Having said all of that though, this post isn’t about making you more of a consistent blogger, unless that is a goal that interests you. This post is all about making small manageable goals. Goals that you will be able to maintain and turn into habits. Goals that, although seem very small, will end up making a huge different over time.
Another one of my small manageable goals? Run… no only for my physical health, but mostly for my mental health. I don’t want to run a marathon. I don’t even want to run a 5k, although I know I could. Small. Manageable. Goals. And for me, with all that is on my plate, it’s simply to run for only 10 minutes and to not miss two days in a row. I’ve broken that goal more times than I can count… but… guess what? I’ve been running for 15 months straight now, which is much longer than I ever have before.
Whatever you want to do, start small.
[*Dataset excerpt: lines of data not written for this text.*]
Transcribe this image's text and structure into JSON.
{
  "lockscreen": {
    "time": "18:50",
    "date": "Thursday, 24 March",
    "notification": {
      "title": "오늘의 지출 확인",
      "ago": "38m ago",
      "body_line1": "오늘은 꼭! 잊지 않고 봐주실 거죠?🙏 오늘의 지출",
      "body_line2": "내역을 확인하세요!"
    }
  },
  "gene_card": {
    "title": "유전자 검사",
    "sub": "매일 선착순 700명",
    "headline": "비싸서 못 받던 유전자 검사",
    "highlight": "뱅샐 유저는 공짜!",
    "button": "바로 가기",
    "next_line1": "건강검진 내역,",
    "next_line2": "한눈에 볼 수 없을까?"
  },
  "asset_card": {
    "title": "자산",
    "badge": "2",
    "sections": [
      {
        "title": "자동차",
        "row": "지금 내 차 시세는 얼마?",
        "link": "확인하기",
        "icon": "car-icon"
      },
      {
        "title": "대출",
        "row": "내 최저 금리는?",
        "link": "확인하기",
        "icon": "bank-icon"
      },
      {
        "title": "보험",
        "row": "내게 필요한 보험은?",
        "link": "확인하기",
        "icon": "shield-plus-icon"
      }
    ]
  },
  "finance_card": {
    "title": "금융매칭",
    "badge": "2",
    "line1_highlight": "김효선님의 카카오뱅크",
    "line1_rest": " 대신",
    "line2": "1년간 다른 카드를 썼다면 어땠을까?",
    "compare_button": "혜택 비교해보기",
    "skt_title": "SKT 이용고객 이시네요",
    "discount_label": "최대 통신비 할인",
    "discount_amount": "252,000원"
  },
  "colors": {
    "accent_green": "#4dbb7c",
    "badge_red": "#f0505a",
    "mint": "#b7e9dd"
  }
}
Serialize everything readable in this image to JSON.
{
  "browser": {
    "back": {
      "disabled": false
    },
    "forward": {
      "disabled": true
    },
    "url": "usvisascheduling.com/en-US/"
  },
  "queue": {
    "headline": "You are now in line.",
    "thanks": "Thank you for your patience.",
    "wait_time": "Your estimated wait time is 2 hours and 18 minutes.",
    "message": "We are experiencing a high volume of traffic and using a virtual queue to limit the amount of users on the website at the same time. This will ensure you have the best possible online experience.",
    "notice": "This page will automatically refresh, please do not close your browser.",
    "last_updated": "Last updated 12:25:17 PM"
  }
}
Trust me, you don’t need to make these huge gigantic goals to move forward (but hey, if that works for you, awesome… it just doesn’t for me). Make a goal, find people who will inspire you to keep you going even on those hard days, make sure you have accountability partners (don’t be afraid to voice that goal!!), and don’t let yourself break the promises you made to yourself.
Why wait until January 1st, 2020? What small goal can you make for yourself today? Get after it!